I don’t think I’ve ever read a book set in Alaska before, and I don’t know much about the place. Goldberg’s writing brings in to life, with such a vivid and believable description of Alaskan culture. He doesn’t just write about the townsfolk and their experiences but also the local tribes, and this was fascinating. The bleakness and cold of Alaska is certainly obvious but also the wonders of the place, from the surrounding nature to the realness of the people there. I’d like to read more from the area.
Wyatt’s past is what makes this a time slip book, and this element was so well-written. It was clear that the author has researched this extensively. Interestingly, the majority of this happens all in one go. Whilst it makes sense for the present-day plot, I felt it would have worked better in short bursts spread across the story to keep things fresh. There were many cliff-hanger parts and this could have accentuated the tension further. However, I appreciated the change of tenses and writing style, and did find this part quite gripping.

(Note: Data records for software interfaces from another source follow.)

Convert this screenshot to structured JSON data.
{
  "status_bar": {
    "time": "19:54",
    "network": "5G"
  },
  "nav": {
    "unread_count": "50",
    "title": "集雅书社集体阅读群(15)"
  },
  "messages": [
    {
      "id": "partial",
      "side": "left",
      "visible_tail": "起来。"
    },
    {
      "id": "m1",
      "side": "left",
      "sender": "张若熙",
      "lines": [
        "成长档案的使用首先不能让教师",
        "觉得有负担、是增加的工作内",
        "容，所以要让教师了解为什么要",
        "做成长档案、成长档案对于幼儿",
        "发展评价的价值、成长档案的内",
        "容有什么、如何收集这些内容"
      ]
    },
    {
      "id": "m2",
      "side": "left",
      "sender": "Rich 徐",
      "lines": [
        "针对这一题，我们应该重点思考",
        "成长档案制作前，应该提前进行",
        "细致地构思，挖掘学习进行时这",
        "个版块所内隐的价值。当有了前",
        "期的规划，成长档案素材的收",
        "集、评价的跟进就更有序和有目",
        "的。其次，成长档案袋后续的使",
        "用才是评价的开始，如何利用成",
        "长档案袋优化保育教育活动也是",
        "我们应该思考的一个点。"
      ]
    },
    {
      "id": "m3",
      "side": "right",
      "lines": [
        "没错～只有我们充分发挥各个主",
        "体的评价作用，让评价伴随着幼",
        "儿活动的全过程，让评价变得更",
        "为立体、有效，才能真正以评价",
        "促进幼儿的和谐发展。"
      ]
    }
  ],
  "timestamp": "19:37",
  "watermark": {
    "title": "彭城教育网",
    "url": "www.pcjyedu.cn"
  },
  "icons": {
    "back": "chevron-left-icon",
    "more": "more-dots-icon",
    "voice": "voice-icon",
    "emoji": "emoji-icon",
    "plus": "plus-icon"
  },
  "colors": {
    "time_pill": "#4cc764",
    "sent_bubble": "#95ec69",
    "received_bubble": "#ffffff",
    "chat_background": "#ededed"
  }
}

The Ancestor is quite unlike anything I’ve read before. It’s different from what I was expecting, mostly due to Wyatt’s secrecy surrounding his situation. I thought there would be more exploration of how he survived being frozen and the struggles of becoming accustomed to modern-day life. Instead, the author writes it more as a personal journey, which isn’t a bad thing but a different slant to what I truly wanted.
That being said, it is very well written, and I really enjoyed my experience with it. Goldberg isn’t just a good author but one that takes risks, and they certainly pay off. His writing is refreshing, and I’d recommend this book for readers who need something a little bit different than usual. Yes, it functions as a thriller, but with its historical, noir, and almost sci-fi elements, The Ancestor is an adventurous time slip book that truly brings something else to the table.
If you’d like to purchase a copy of The Ancestor then you can do so here:
“Lee Matthew Goldberg is the author of the novels THE DESIRE CARD, THE MENTOR, and SLOW DOWN. He has published in multiple languages and nominated for the 2018 Prix du Polar. The second book in the Desire Card series, PREY NO MORE, is forthcoming in 2020, along with his first Sci-Fi novel ORANGE CITY.
His new endeavor will be as the editor-in-chief and co-founder of Fringe Press and Fringe Digital, dedicated to publishing fiction that’s outside-of-the-box.
His pilots and screenplays have been finalists in Script Pipeline, Book Pipeline, Stage 32, We Screenplay, the New York Screenplay, Screencraft, and the Hollywood Screenplay contests.
After graduating with an MFA from the New School, his writing has also appeared in the anthology DIRTY BOULEVARD, The Millions, Cagibi, The Montreal Review, The Adirondack Review, The New Plains Review, Underwood Press and others. He is the co-curator of The Guerrilla Lit Reading Series and lives in New York City.”
Have you read a time slip book before or one that involves multiple time periods? Is there a particular time period that you love to read about? Share your thoughts below and don’t forget to like and pin if you enjoyed my review! You might also enjoy these other book reviews: